== Website and app data records ==
※ ※ ※

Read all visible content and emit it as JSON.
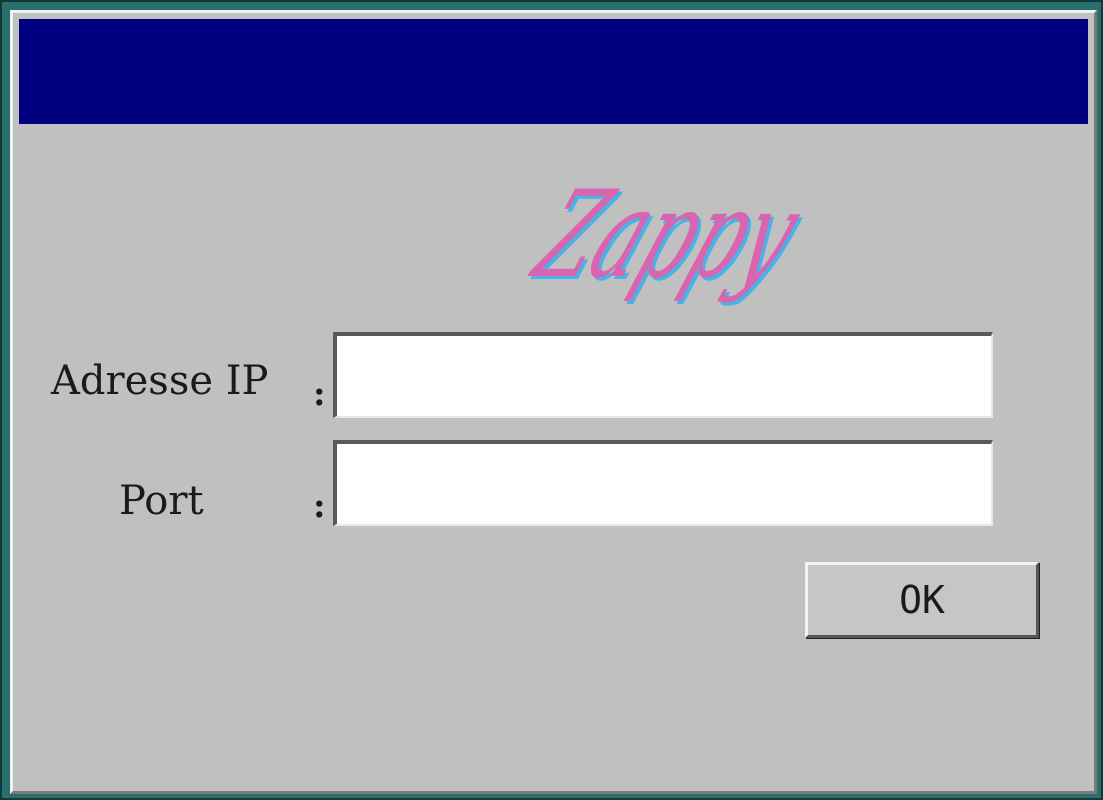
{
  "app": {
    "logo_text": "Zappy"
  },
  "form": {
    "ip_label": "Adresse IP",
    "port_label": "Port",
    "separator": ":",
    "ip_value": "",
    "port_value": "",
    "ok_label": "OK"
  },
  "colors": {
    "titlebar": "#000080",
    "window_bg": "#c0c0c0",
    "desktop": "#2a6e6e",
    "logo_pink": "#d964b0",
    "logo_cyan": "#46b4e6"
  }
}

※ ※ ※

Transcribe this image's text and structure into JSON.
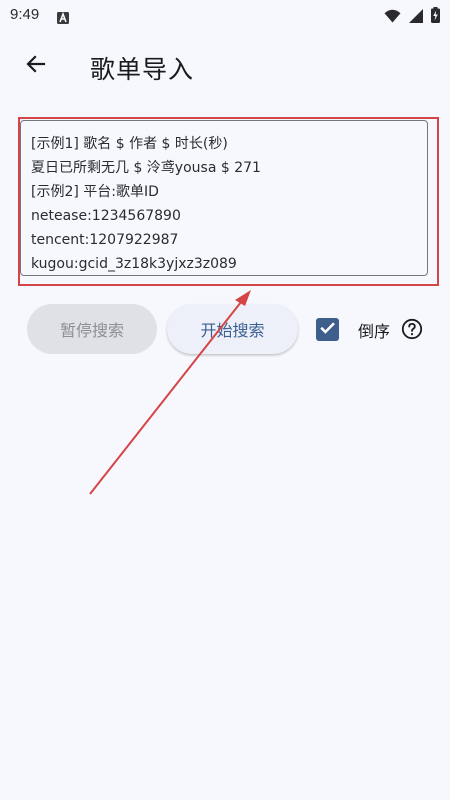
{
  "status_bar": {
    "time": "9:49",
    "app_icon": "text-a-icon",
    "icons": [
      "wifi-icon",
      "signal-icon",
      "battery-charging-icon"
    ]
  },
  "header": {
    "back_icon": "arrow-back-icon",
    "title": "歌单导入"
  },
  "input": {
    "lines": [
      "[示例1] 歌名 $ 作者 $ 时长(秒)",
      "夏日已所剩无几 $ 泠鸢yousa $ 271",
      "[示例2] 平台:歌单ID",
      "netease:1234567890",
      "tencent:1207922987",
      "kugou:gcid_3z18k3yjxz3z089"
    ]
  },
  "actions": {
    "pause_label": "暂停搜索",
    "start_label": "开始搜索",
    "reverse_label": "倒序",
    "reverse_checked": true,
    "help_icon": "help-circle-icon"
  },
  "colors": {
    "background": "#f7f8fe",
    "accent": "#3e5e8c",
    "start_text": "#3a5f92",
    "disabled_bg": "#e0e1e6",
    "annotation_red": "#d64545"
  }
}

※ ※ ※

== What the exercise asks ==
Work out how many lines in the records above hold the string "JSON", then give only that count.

== Exercise answer ==
2